She lived 97 years, over twenty years after being diagnosed with inoperable cancer. She refused to believe she had cancer and never let it stop her from doing anything.

Even though we loved her, we still discuss how she was an enigma to us, a mysterious beautiful woman with a past, that none of us knew or would ever know.


  1. I'm here from Peeling an Orange with A Screwdriver...I'm so happy to find your blog. I loved hearing about your mom and seeing the pictures. (She was pretty cute with her Coors in her hand.) I also loved that she cheated during Keno but no one argued the fact.

    You have a beautiful family and blog.

  2. What a beautiful woman she was. Christella, I am always amazed at your family memories. You had led a charmed life, I am sure. Secrets she had that you will never mysterious (and exciting). I love your stories.

  3. It is SO nice to meet you!

    I stumbled over here from a comment you left on another blog and am glad I did. This was wonderful and it was wonderful to meet your mom this way as well.

    Maven from A Fabulously Good Life

  4. You look so much like your Mom in that first picture. You both have such soulful, slightly sad eyes. Are you as mysterious as she was? Somehow I sense there is something going on beneath the surface that no one knows about.

  5. Kass, You're right. There is a lot more under the surface that is never revealed.

  6. I enjoy reading your post, the way you describe your mom is full of love, pride and admiration. She was indeed a strong woman that managed to raise or her children during hard times.
    What a beautiful way to honor her on her birthday.

    Glad I found your blog. Will keep coming back.


  7. This is wonderful. What an intriguing woman. The things you have lived through and the people you have known make for some amazing stories.

    Another great post. I enjoyed it so much. (you really should write a book.)

  8. Christella,

    This was a beautiful salute to your mom. She was an amazing woman, and I could see her strength in this post.

    I did get tearful as I read this because it made me think about my mother. She was born in 1952. Also a single mother of six, with struggles and hopes very similar to those of your mother. I hope I can do my mother justice when I write about her, and I would be fortunate to have her read it as well.

    All the best,

  9. Your mom's work life and her strong and mysterious manner are so similar to both my mother and grand mother (still going strong at 97 today). Your mom was so, so beautifully classy and yes you look very much like her. Thank you for sharing.

    Deborah Bell

  10. Chris:
    I met your mother , sisters, & nephew before i knew you, I remember your mother, and what a sweet person was she, & I guess what she did for her family has rub down happiness, good health & wealth for your family. we had hard times back then, but it paid out later.
    Love you guys very much

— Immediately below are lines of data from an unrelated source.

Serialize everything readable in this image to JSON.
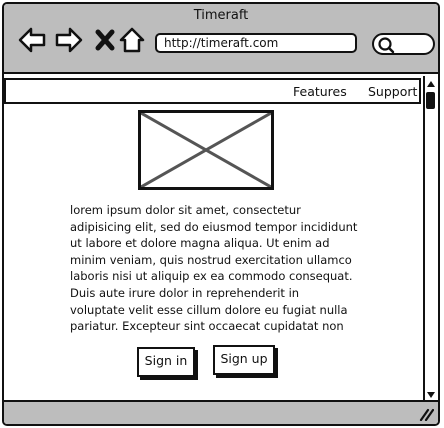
{
  "window": {
    "title": "Timeraft"
  },
  "toolbar": {
    "back_icon": "arrow-left-icon",
    "forward_icon": "arrow-right-icon",
    "stop_icon": "close-x-icon",
    "home_icon": "home-icon",
    "url": "http://timeraft.com",
    "search_icon": "search-icon"
  },
  "menu": {
    "items": [
      "Features",
      "Support"
    ]
  },
  "content": {
    "image": "image-placeholder",
    "paragraph_lines": [
      "lorem ipsum dolor sit amet, consectetur",
      "adipisicing elit, sed do eiusmod tempor incididunt",
      "ut labore et dolore magna aliqua. Ut enim ad",
      "minim veniam, quis nostrud exercitation ullamco",
      "laboris nisi ut aliquip ex ea commodo consequat.",
      "Duis aute irure dolor in reprehenderit in",
      "voluptate velit esse cillum dolore eu fugiat nulla",
      "pariatur. Excepteur sint occaecat cupidatat non"
    ],
    "sign_in_label": "Sign in",
    "sign_up_label": "Sign up"
  },
  "colors": {
    "chrome": "#bdbdbd",
    "ink": "#111111",
    "background": "#ffffff"
  }
}
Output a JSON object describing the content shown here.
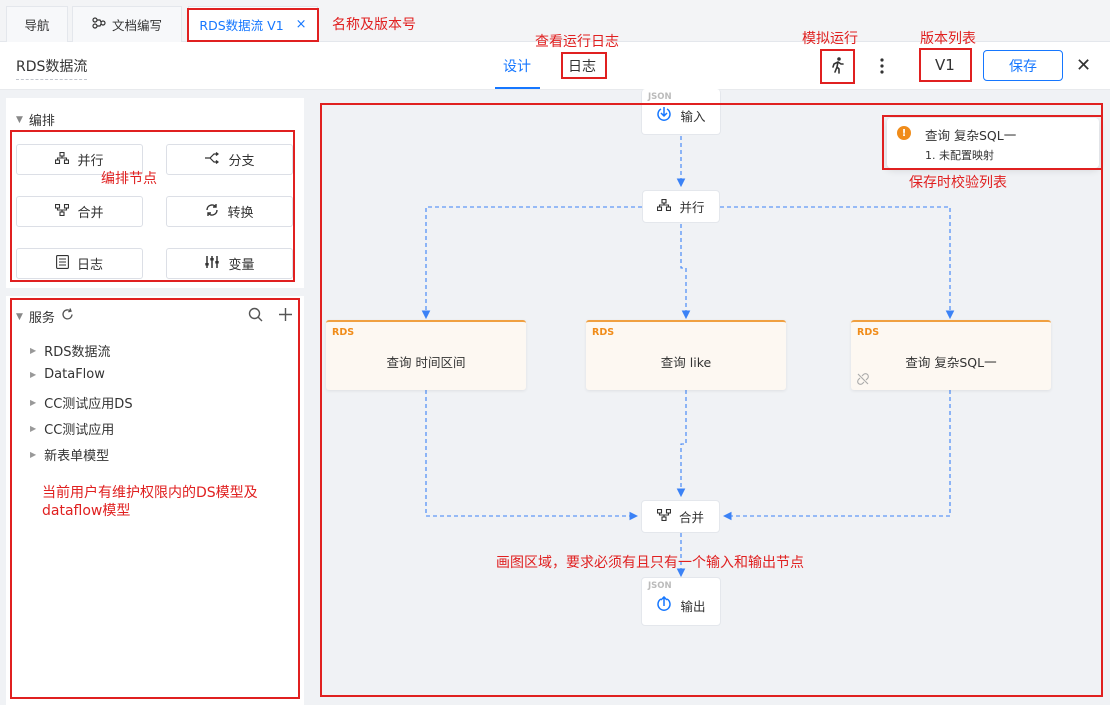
{
  "tabs": [
    {
      "label": "导航"
    },
    {
      "label": "文档编写"
    },
    {
      "label": "RDS数据流 V1",
      "close": "×"
    }
  ],
  "header": {
    "flow_title": "RDS数据流",
    "view_tabs": [
      "设计",
      "日志"
    ],
    "version": "V1",
    "save_label": "保存"
  },
  "orchestration": {
    "title": "编排",
    "nodes": [
      "并行",
      "分支",
      "合并",
      "转换",
      "日志",
      "变量"
    ]
  },
  "services": {
    "title": "服务",
    "items": [
      "RDS数据流",
      "DataFlow",
      "CC测试应用DS",
      "CC测试应用",
      "新表单模型"
    ]
  },
  "canvas": {
    "input_tag": "JSON",
    "input_label": "输入",
    "parallel_label": "并行",
    "merge_label": "合并",
    "output_tag": "JSON",
    "output_label": "输出",
    "rds_cards": [
      {
        "tag": "RDS",
        "name": "查询 时间区间"
      },
      {
        "tag": "RDS",
        "name": "查询 like"
      },
      {
        "tag": "RDS",
        "name": "查询 复杂SQL一"
      }
    ]
  },
  "validation": {
    "title": "查询 复杂SQL一",
    "item": "1. 未配置映射"
  },
  "annotations": {
    "name_version": "名称及版本号",
    "view_log": "查看运行日志",
    "simulate": "模拟运行",
    "version_list": "版本列表",
    "orch_nodes": "编排节点",
    "save_validation": "保存时校验列表",
    "services_note_1": "当前用户有维护权限内的DS模型及",
    "services_note_2": "dataflow模型",
    "canvas_note": "画图区域，要求必须有且只有一个输入和输出节点"
  },
  "colors": {
    "accent": "#1677ff",
    "annotation": "#e02020",
    "rds": "#f08c1a",
    "connector": "#3b82f6"
  }
}
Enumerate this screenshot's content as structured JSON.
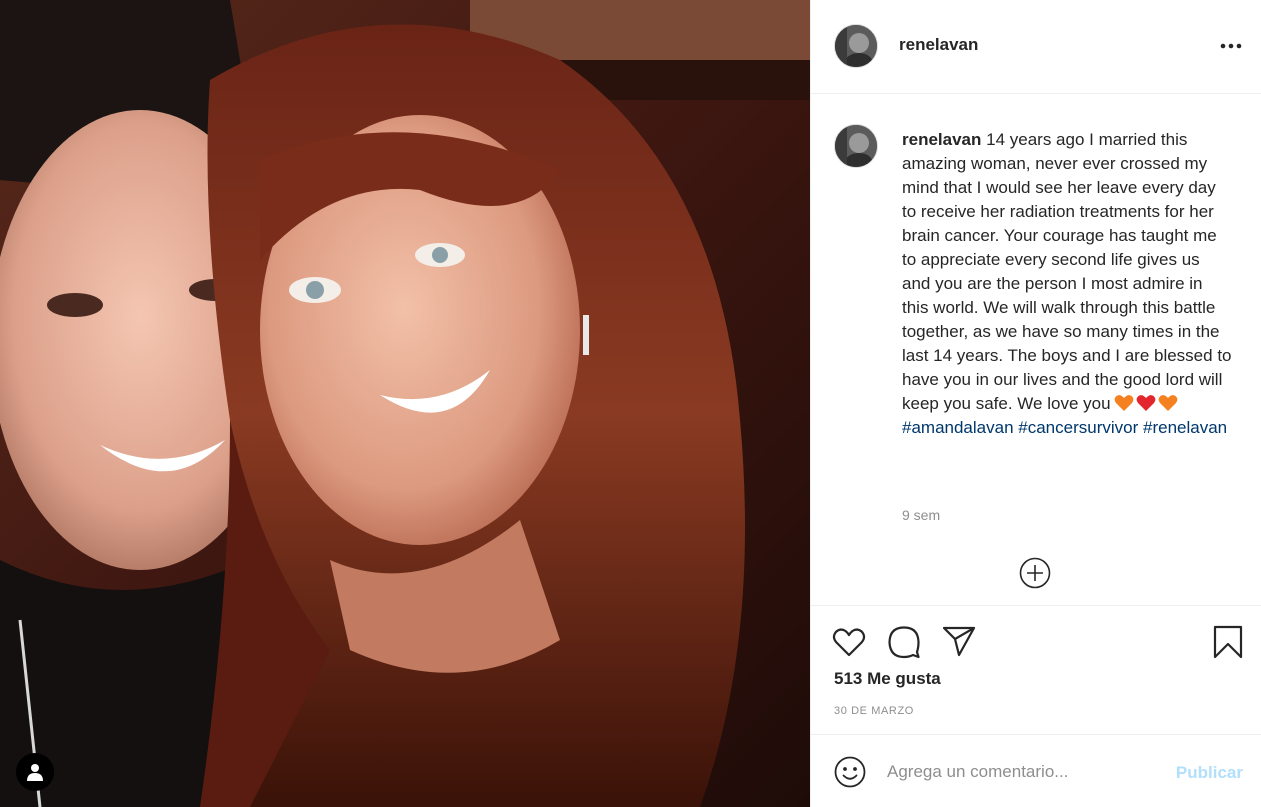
{
  "post": {
    "username": "renelavan",
    "caption": {
      "username": "renelavan",
      "text": "14 years ago I married this amazing woman, never ever crossed my mind that I would see her leave every day to receive her radiation treatments for her brain cancer. Your courage has taught me to appreciate every second life gives us and you are the person I most admire in this world. We will walk through this battle together, as we have so many times in the last 14 years. The boys and I are blessed to have you in our lives and the good lord will keep you safe. We love you",
      "hashtags": [
        "#amandalavan",
        "#cancersurvivor",
        "#renelavan"
      ]
    },
    "time_ago": "9 sem",
    "likes": "513 Me gusta",
    "date": "30 DE MARZO"
  },
  "comment_box": {
    "placeholder": "Agrega un comentario...",
    "publish_label": "Publicar"
  },
  "icons": {
    "more": "more-options-icon",
    "like": "heart-icon",
    "comment": "comment-bubble-icon",
    "share": "paper-plane-icon",
    "save": "bookmark-icon",
    "load_more": "plus-circle-icon",
    "emoji": "emoji-smiley-icon",
    "tag_user": "user-tag-icon",
    "caption_emojis": [
      "orange-heart",
      "red-heart",
      "orange-heart"
    ]
  },
  "colors": {
    "link": "#00376b",
    "muted": "#8e8e8e",
    "publish_disabled": "#b2dffc",
    "text": "#262626"
  }
}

  11. Young enough to wish you were my grandmother...I love reading your blog.